-- Data for processing follows --

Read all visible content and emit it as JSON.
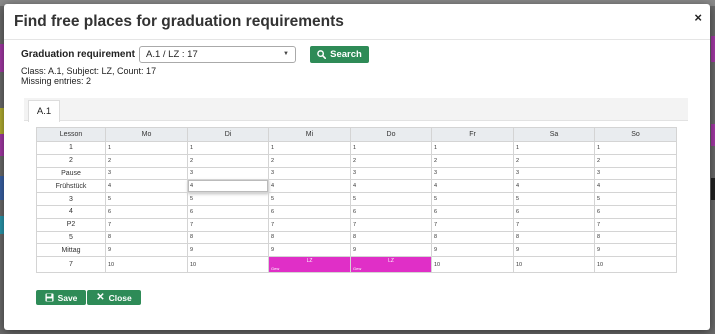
{
  "modal": {
    "title": "Find free places for graduation requirements",
    "close_glyph": "×"
  },
  "requirement": {
    "label": "Graduation requirement",
    "value": "A.1 / LZ : 17",
    "search_label": "Search"
  },
  "info": {
    "line1": "Class: A.1, Subject: LZ, Count: 17",
    "line2": "Missing entries: 2"
  },
  "tabs": [
    {
      "label": "A.1"
    }
  ],
  "table": {
    "headers": [
      "Lesson",
      "Mo",
      "Di",
      "Mi",
      "Do",
      "Fr",
      "Sa",
      "So"
    ],
    "rows": [
      {
        "lesson": "1",
        "cells": [
          "1",
          "1",
          "1",
          "1",
          "1",
          "1",
          "1"
        ]
      },
      {
        "lesson": "2",
        "cells": [
          "2",
          "2",
          "2",
          "2",
          "2",
          "2",
          "2"
        ]
      },
      {
        "lesson": "Pause",
        "cells": [
          "3",
          "3",
          "3",
          "3",
          "3",
          "3",
          "3"
        ]
      },
      {
        "lesson": "Frühstück",
        "cells": [
          "4",
          "4",
          "4",
          "4",
          "4",
          "4",
          "4"
        ]
      },
      {
        "lesson": "3",
        "cells": [
          "5",
          "5",
          "5",
          "5",
          "5",
          "5",
          "5"
        ]
      },
      {
        "lesson": "4",
        "cells": [
          "6",
          "6",
          "6",
          "6",
          "6",
          "6",
          "6"
        ]
      },
      {
        "lesson": "P2",
        "cells": [
          "7",
          "7",
          "7",
          "7",
          "7",
          "7",
          "7"
        ]
      },
      {
        "lesson": "5",
        "cells": [
          "8",
          "8",
          "8",
          "8",
          "8",
          "8",
          "8"
        ]
      },
      {
        "lesson": "Mittag",
        "cells": [
          "9",
          "9",
          "9",
          "9",
          "9",
          "9",
          "9"
        ]
      },
      {
        "lesson": "7",
        "cells": [
          "10",
          "10",
          "",
          "",
          "10",
          "10",
          "10"
        ]
      }
    ],
    "lz_entry": {
      "title": "LZ",
      "sub": "Gew"
    }
  },
  "buttons": {
    "save": "Save",
    "close": "Close"
  },
  "colors": {
    "accent": "#2e8b57",
    "lz_highlight": "#e02fc7"
  }
}
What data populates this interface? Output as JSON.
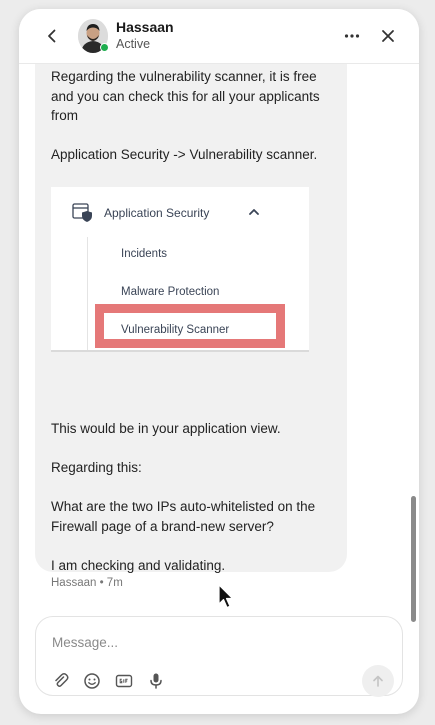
{
  "header": {
    "user_name": "Hassaan",
    "user_status": "Active"
  },
  "message": {
    "lines_top": [
      "Regarding the vulnerability scanner, it is free",
      "and you can check this for all your applicants",
      "from"
    ],
    "path_line": "Application Security -> Vulnerability scanner.",
    "after_image": "This would be in your application view.",
    "regarding": "Regarding this:",
    "question_line1": "What are the two IPs auto-whitelisted on the",
    "question_line2": "Firewall page of a brand-new server?",
    "closing": "I am checking and validating.",
    "meta": "Hassaan • 7m"
  },
  "embed": {
    "app_title": "Application Security",
    "items": [
      "Incidents",
      "Malware Protection",
      "Vulnerability Scanner"
    ],
    "highlight_color": "#e57878"
  },
  "composer": {
    "placeholder": "Message..."
  },
  "icons": {
    "back": "chevron-left-icon",
    "more": "more-horizontal-icon",
    "close": "close-icon",
    "attach": "paperclip-icon",
    "emoji": "emoji-icon",
    "gif": "gif-icon",
    "mic": "microphone-icon",
    "send": "arrow-up-icon"
  },
  "colors": {
    "status_online": "#1fae4f",
    "bubble_bg": "#f1f1f1"
  }
}
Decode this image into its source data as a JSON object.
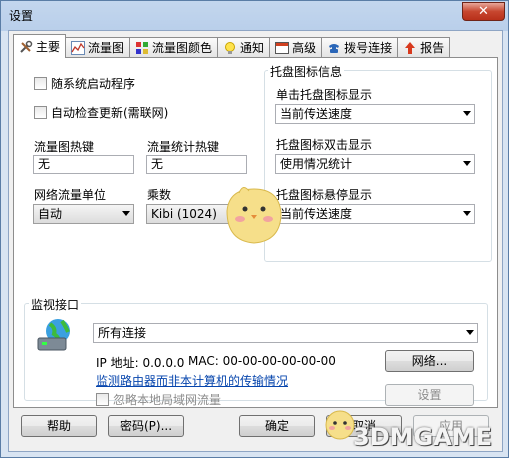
{
  "window": {
    "title": "设置",
    "close_label": "✕"
  },
  "tabs": [
    {
      "label": "主要",
      "icon": "tools-icon",
      "active": true
    },
    {
      "label": "流量图",
      "icon": "line-chart-icon"
    },
    {
      "label": "流量图颜色",
      "icon": "color-grid-icon"
    },
    {
      "label": "通知",
      "icon": "bulb-icon"
    },
    {
      "label": "高级",
      "icon": "window-icon"
    },
    {
      "label": "拨号连接",
      "icon": "phone-icon"
    },
    {
      "label": "报告",
      "icon": "arrow-up-icon"
    }
  ],
  "main": {
    "run_on_startup": "随系统启动程序",
    "auto_update": "自动检查更新(需联网)",
    "traffic_hotkey_label": "流量图热键",
    "traffic_hotkey_value": "无",
    "stats_hotkey_label": "流量统计热键",
    "stats_hotkey_value": "无",
    "unit_label": "网络流量单位",
    "unit_value": "自动",
    "multiplier_label": "乘数",
    "multiplier_value": "Kibi (1024)",
    "tray": {
      "title": "托盘图标信息",
      "click_label": "单击托盘图标显示",
      "click_value": "当前传送速度",
      "dblclick_label": "托盘图标双击显示",
      "dblclick_value": "使用情况统计",
      "hover_label": "托盘图标悬停显示",
      "hover_value": "当前传送速度"
    },
    "monitor": {
      "title": "监视接口",
      "interface_value": "所有连接",
      "ip_text": "IP 地址: 0.0.0.0",
      "mac_text": "MAC: 00-00-00-00-00-00",
      "network_button": "网络...",
      "router_link": "监测路由器而非本计算机的传输情况",
      "settings_button": "设置",
      "ignore_local": "忽略本地局域网流量"
    }
  },
  "footer": {
    "help": "帮助",
    "password": "密码(P)...",
    "ok": "确定",
    "cancel": "取消",
    "apply": "应用"
  },
  "watermark": "3DMGAME"
}
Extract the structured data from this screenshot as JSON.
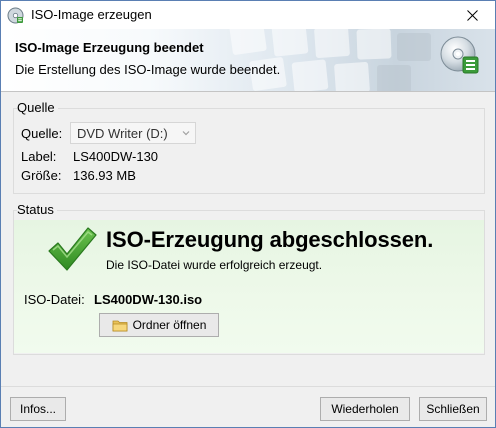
{
  "window": {
    "title": "ISO-Image erzeugen"
  },
  "header": {
    "title": "ISO-Image Erzeugung beendet",
    "subtitle": "Die Erstellung des ISO-Image wurde beendet."
  },
  "source": {
    "group_label": "Quelle",
    "source_label": "Quelle:",
    "source_value": "DVD Writer (D:)",
    "label_label": "Label:",
    "label_value": "LS400DW-130",
    "size_label": "Größe:",
    "size_value": "136.93 MB"
  },
  "status": {
    "group_label": "Status",
    "headline": "ISO-Erzeugung abgeschlossen.",
    "message": "Die ISO-Datei wurde erfolgreich erzeugt.",
    "iso_label": "ISO-Datei:",
    "iso_value": "LS400DW-130.iso",
    "open_folder_label": "Ordner öffnen"
  },
  "footer": {
    "infos_label": "Infos...",
    "retry_label": "Wiederholen",
    "close_label": "Schließen"
  },
  "colors": {
    "status_background": "#eaf7e6",
    "check_green": "#3d9a2a",
    "window_border": "#5a7fb3"
  },
  "icons": {
    "app": "disc-app-icon",
    "close": "close-icon",
    "header": "disc-icon",
    "status": "checkmark-icon",
    "folder": "folder-icon",
    "combo": "chevron-down-icon"
  }
}
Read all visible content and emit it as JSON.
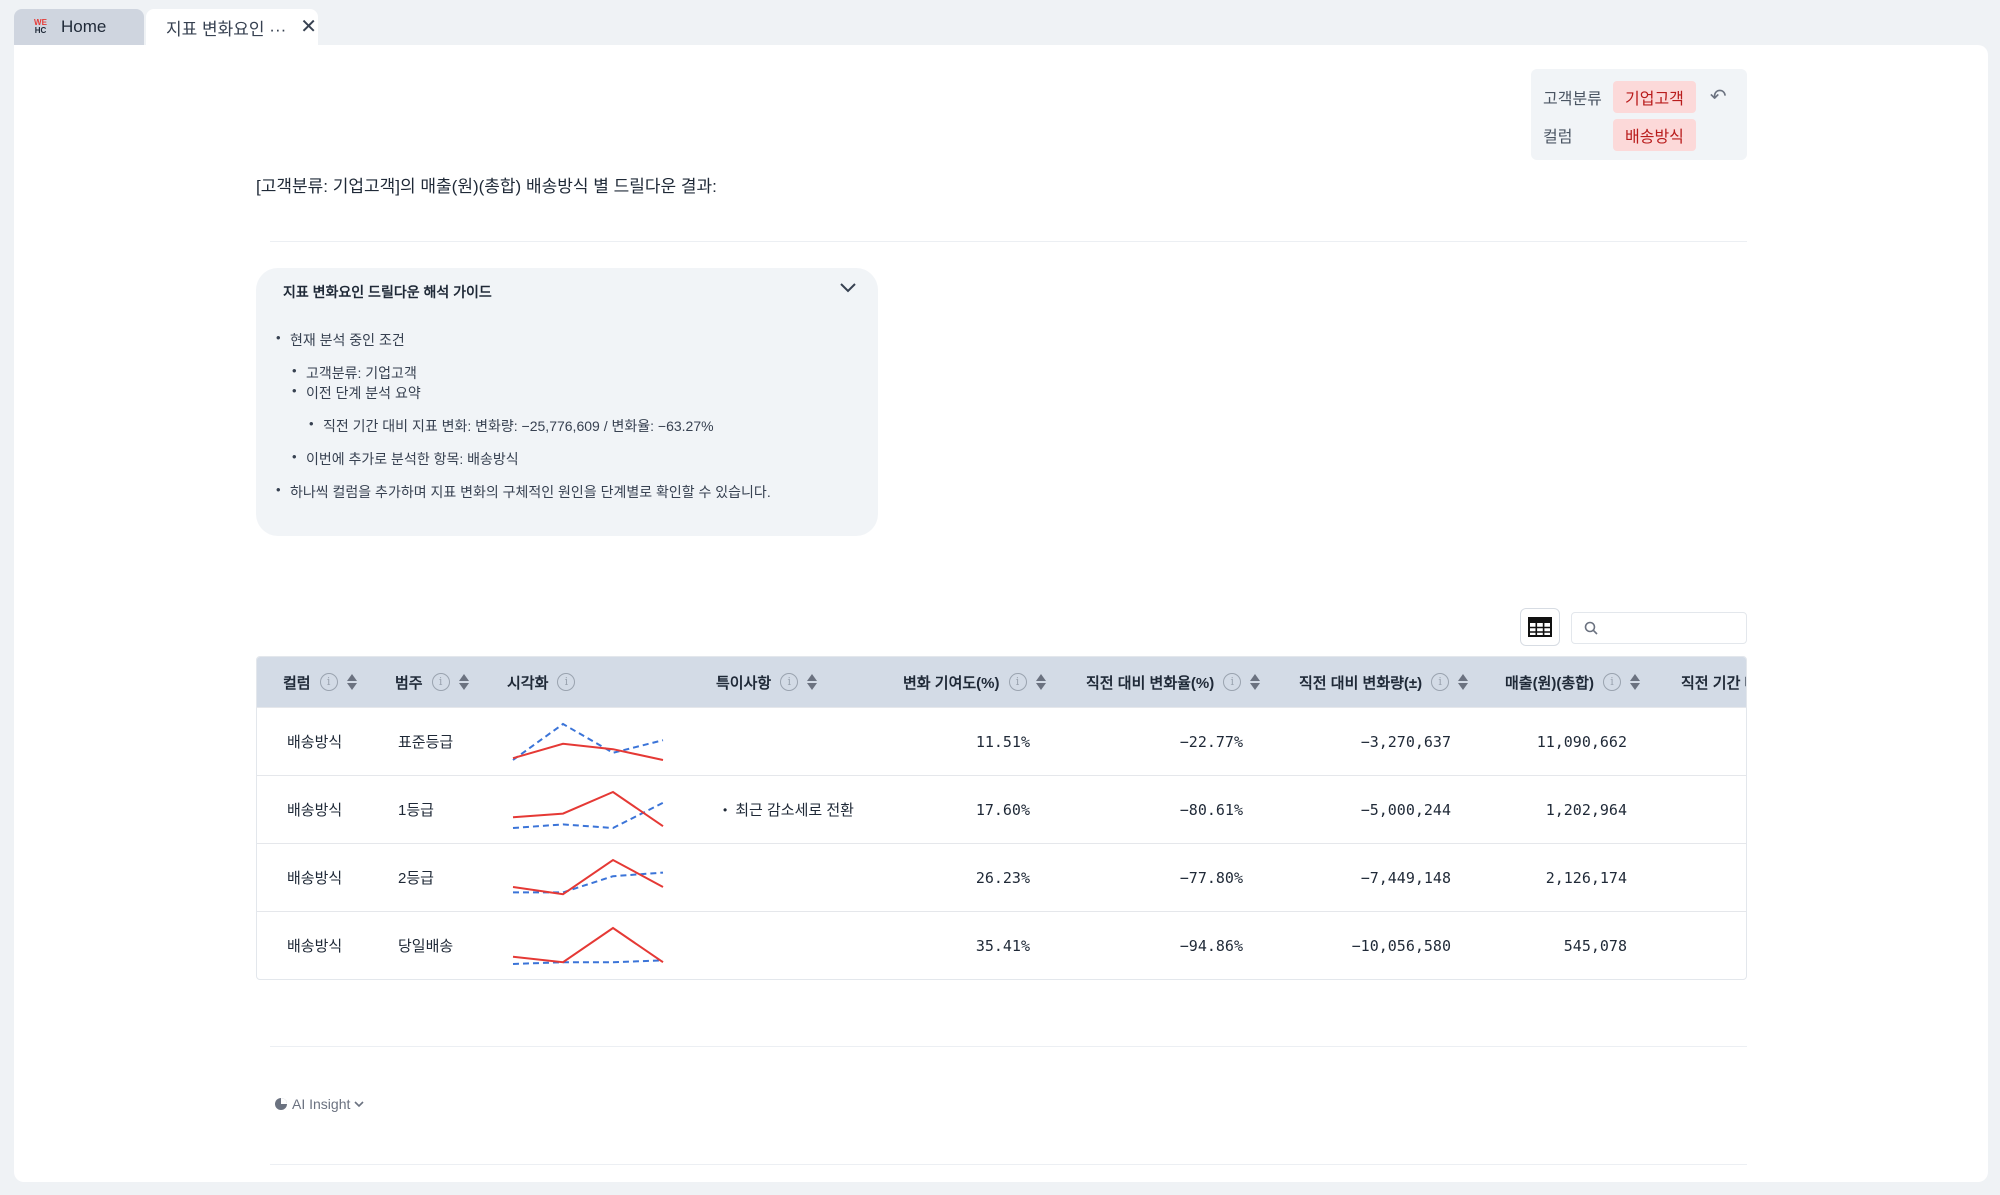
{
  "tabs": {
    "logo_top": "WE",
    "logo_bottom": "HC",
    "home_label": "Home",
    "active_label": "지표 변화요인 ···",
    "close_glyph": "✕"
  },
  "filters": {
    "rows": [
      {
        "key": "고객분류",
        "value": "기업고객"
      },
      {
        "key": "컬럼",
        "value": "배송방식"
      }
    ],
    "undo_glyph": "↶"
  },
  "result_title": "[고객분류: 기업고객]의 매출(원)(총합) 배송방식 별 드릴다운 결과:",
  "guide": {
    "title": "지표 변화요인 드릴다운 해석 가이드",
    "chevron": "⌄",
    "items": [
      "현재 분석 중인 조건",
      "고객분류: 기업고객",
      "이전 단계 분석 요약",
      "직전 기간 대비 지표 변화: 변화량: −25,776,609 / 변화율: −63.27%",
      "이번에 추가로 분석한 항목: 배송방식",
      "하나씩 컬럼을 추가하며 지표 변화의 구체적인 원인을 단계별로 확인할 수 있습니다."
    ]
  },
  "search": {
    "placeholder": ""
  },
  "table": {
    "headers": [
      "컬럼",
      "범주",
      "시각화",
      "특이사항",
      "변화 기여도(%)",
      "직전 대비 변화율(%)",
      "직전 대비 변화량(±)",
      "매출(원)(총합)",
      "직전 기간 매"
    ],
    "info_glyph": "i",
    "rows": [
      {
        "column": "배송방식",
        "category": "표준등급",
        "note": "",
        "contribution": "11.51%",
        "rate": "−22.77%",
        "amount": "−3,270,637",
        "sales": "11,090,662",
        "spark_red": [
          0.05,
          0.45,
          0.3,
          0.0
        ],
        "spark_blue": [
          0.0,
          1.0,
          0.2,
          0.55
        ]
      },
      {
        "column": "배송방식",
        "category": "1등급",
        "note": "최근 감소세로 전환",
        "contribution": "17.60%",
        "rate": "−80.61%",
        "amount": "−5,000,244",
        "sales": "1,202,964",
        "spark_red": [
          0.3,
          0.4,
          1.0,
          0.05
        ],
        "spark_blue": [
          0.0,
          0.1,
          0.0,
          0.7
        ]
      },
      {
        "column": "배송방식",
        "category": "2등급",
        "note": "",
        "contribution": "26.23%",
        "rate": "−77.80%",
        "amount": "−7,449,148",
        "sales": "2,126,174",
        "spark_red": [
          0.25,
          0.05,
          1.0,
          0.25
        ],
        "spark_blue": [
          0.1,
          0.1,
          0.55,
          0.65
        ]
      },
      {
        "column": "배송방식",
        "category": "당일배송",
        "note": "",
        "contribution": "35.41%",
        "rate": "−94.86%",
        "amount": "−10,056,580",
        "sales": "545,078",
        "spark_red": [
          0.2,
          0.05,
          1.0,
          0.05
        ],
        "spark_blue": [
          0.0,
          0.05,
          0.05,
          0.1
        ]
      }
    ]
  },
  "ai_insight": {
    "label": "AI Insight",
    "chevron": "⌄"
  },
  "colors": {
    "accent_red": "#e53935",
    "accent_blue": "#3b74d8",
    "chip_bg": "#fcd9d9"
  }
}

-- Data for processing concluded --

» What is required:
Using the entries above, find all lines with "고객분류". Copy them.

» Response area:
        "key": "고객분류",
  "result_title": "[고객분류: 기업고객]의 매출(원)(총합) 배송방식 별 드릴다운 결과:",
      "고객분류: 기업고객",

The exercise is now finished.